  • A number of editorial conventions are followed in the preparation of reprints. For example, the enacting words are not included in Acts, and provisions that are repealed or revoked are omitted. For a detailed list of the editorial conventions, see http://www.pco.parliament.govt.nz/editorial-conventions/ or Part 8 of the Tables of New Zealand Acts and Ordinances and Statutory Regulations and Deemed Regulations in Force.

4 Changes made under section 17C of the Acts and Regulations Publication Act 1989
  • Section 17C of the Acts and Regulations Publication Act 1989 authorises the making of editorial changes in a reprint as set out in sections 17D and 17E of that Act so that, to the extent permitted, the format and style of the reprinted enactment is consistent with current legislative drafting practice. Changes that would alter the effect of the legislation are not permitted.

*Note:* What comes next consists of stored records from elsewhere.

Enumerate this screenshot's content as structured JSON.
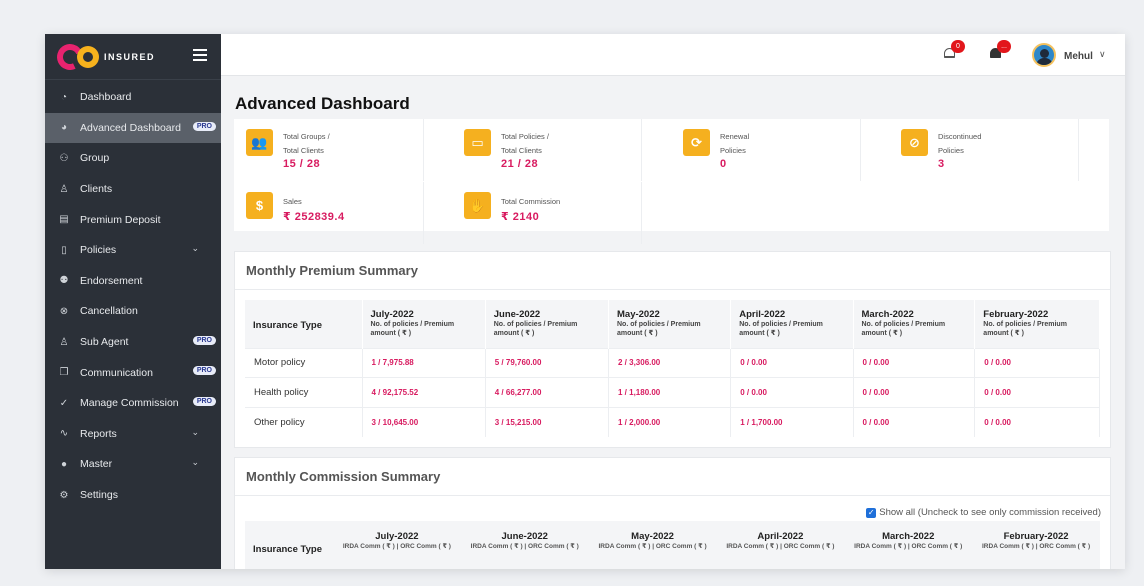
{
  "brand": {
    "logo_text": "GO",
    "name": "INSURED"
  },
  "sidebar": {
    "items": [
      {
        "label": "Dashboard",
        "icon": "gauge-icon",
        "glyph": "◔"
      },
      {
        "label": "Advanced Dashboard",
        "icon": "dashboard-icon",
        "glyph": "◕",
        "badge": "PRO"
      },
      {
        "label": "Group",
        "icon": "group-icon",
        "glyph": "⚇"
      },
      {
        "label": "Clients",
        "icon": "user-icon",
        "glyph": "♙"
      },
      {
        "label": "Premium Deposit",
        "icon": "money-icon",
        "glyph": "▤"
      },
      {
        "label": "Policies",
        "icon": "file-icon",
        "glyph": "▯",
        "chevron": "v"
      },
      {
        "label": "Endorsement",
        "icon": "users-icon",
        "glyph": "⚉"
      },
      {
        "label": "Cancellation",
        "icon": "cancel-icon",
        "glyph": "⊗"
      },
      {
        "label": "Sub Agent",
        "icon": "agent-icon",
        "glyph": "♙",
        "badge": "PRO"
      },
      {
        "label": "Communication",
        "icon": "chat-icon",
        "glyph": "❐",
        "badge": "PRO"
      },
      {
        "label": "Manage Commission",
        "icon": "check-icon",
        "glyph": "✓",
        "badge": "PRO"
      },
      {
        "label": "Reports",
        "icon": "pulse-icon",
        "glyph": "∿",
        "chevron": "v"
      },
      {
        "label": "Master",
        "icon": "master-icon",
        "glyph": "●",
        "chevron": "v"
      },
      {
        "label": "Settings",
        "icon": "gear-icon",
        "glyph": "⚙"
      }
    ]
  },
  "topbar": {
    "notifications_count": "0",
    "alerts_count": "...",
    "user_name": "Mehul"
  },
  "page_title": "Advanced Dashboard",
  "stats": [
    {
      "line1": "Total Groups /",
      "line2": "Total Clients",
      "value": "15 / 28",
      "icon": "users-icon",
      "glyph": "👥"
    },
    {
      "line1": "Total Policies /",
      "line2": "Total Clients",
      "value": "21  / 28",
      "icon": "briefcase-icon",
      "glyph": "▭"
    },
    {
      "line1": "Renewal",
      "line2": "Policies",
      "value": "0",
      "icon": "refresh-icon",
      "glyph": "⟳"
    },
    {
      "line1": "Discontinued",
      "line2": "Policies",
      "value": "3",
      "icon": "ban-icon",
      "glyph": "⊘"
    },
    {
      "line1": "Sales",
      "value": "₹ 252839.4",
      "icon": "dollar-icon",
      "glyph": "$"
    },
    {
      "line1": "Total Commission",
      "value": "₹ 2140",
      "icon": "handshake-icon",
      "glyph": "✋"
    }
  ],
  "premium_summary": {
    "title": "Monthly Premium Summary",
    "type_header": "Insurance Type",
    "sub_header": "No. of policies / Premium amount ( ₹ )",
    "months": [
      "July-2022",
      "June-2022",
      "May-2022",
      "April-2022",
      "March-2022",
      "February-2022"
    ],
    "rows": [
      {
        "type": "Motor policy",
        "values": [
          "1 / 7,975.88",
          "5 / 79,760.00",
          "2 / 3,306.00",
          "0 / 0.00",
          "0 / 0.00",
          "0 / 0.00"
        ]
      },
      {
        "type": "Health policy",
        "values": [
          "4 / 92,175.52",
          "4 / 66,277.00",
          "1 / 1,180.00",
          "0 / 0.00",
          "0 / 0.00",
          "0 / 0.00"
        ]
      },
      {
        "type": "Other policy",
        "values": [
          "3 / 10,645.00",
          "3 / 15,215.00",
          "1 / 2,000.00",
          "1 / 1,700.00",
          "0 / 0.00",
          "0 / 0.00"
        ]
      }
    ]
  },
  "commission_summary": {
    "title": "Monthly Commission Summary",
    "show_all_label": "Show all (Uncheck to see only commission received)",
    "type_header": "Insurance Type",
    "sub_header": "IRDA Comm ( ₹ ) | ORC Comm ( ₹ )",
    "months": [
      "July-2022",
      "June-2022",
      "May-2022",
      "April-2022",
      "March-2022",
      "February-2022"
    ]
  },
  "colors": {
    "accent": "#d81b60",
    "stat_icon": "#f5b01f",
    "sidebar_bg": "#2b3038"
  }
}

    A new format of legislation was introduced on 1 January 2000. Changes to legislative drafting style have also been made since 1997, and are ongoing. To the extent permitted by section 17C of the Acts and Regulations Publication Act 1989, all legislation reprinted after 1 January 2000 is in the new format for legislation and reflects current drafting practice at the time of the reprint.

    In outline, the editorial changes made in reprints under the authority of section 17C of the Acts and Regulations Publication Act 1989 are set out below, and they have been applied, where relevant, in the preparation of this reprint:

    • omission of unnecessary referential words (such as of this section and of this Act)

    • typeface and type size (Times Roman, generally in 11.5 point)

    • layout of provisions, including:

      • indentation

      • position of section headings (eg, the number and heading now appear above the section)

    • format of definitions (eg, the defined term now appears in bold type, without quotation marks)

    • format of dates (eg, a date formerly expressed as the 1st day of January 1999 is now expressed as 1 January 1999)

    • position of the date of assent (it now appears on the front page of each Act)

    • punctuation (eg, colons are not used after definitions)

    • Parts numbered with roman numerals are replaced with arabic numerals, and all cross-references are changed accordingly

    • case and appearance of letters and words, including:

      • format of headings (eg, headings where each word formerly appeared with an initial capital letter followed by small capital letters are amended so that the heading appears in bold, with only the first word (and any proper nouns) appearing with an initial capital letter)

      • small capital letters in section and subsection references are now capital letters

    • schedules are renumbered (eg, Schedule 1 replaces First Schedule), and all cross-references are changed accordingly

    • running heads (the information that appears at the top of each page)

    • format of two-column schedules of consequential amendments, and schedules of repeals (eg, they are rearranged into alphabetical order, rather than chronological).

5 List of amendments incorporated in this reprint (most recent first)
  • Marine and Coastal Area (Takutai Moana) Act 2011 (2011 No 3): section 5

    Public Transport Management Act 2008 (2008 No 87): section 63(2)

    Policing Act 2008 (2008 No 72): section 116(a)(ii)

    Land Transport Management Amendment Act 2008 (2008 No 47): section 50(1)

    Maori Commercial Aquaculture Claims Settlement Act 2004 (2004 No 107): section 60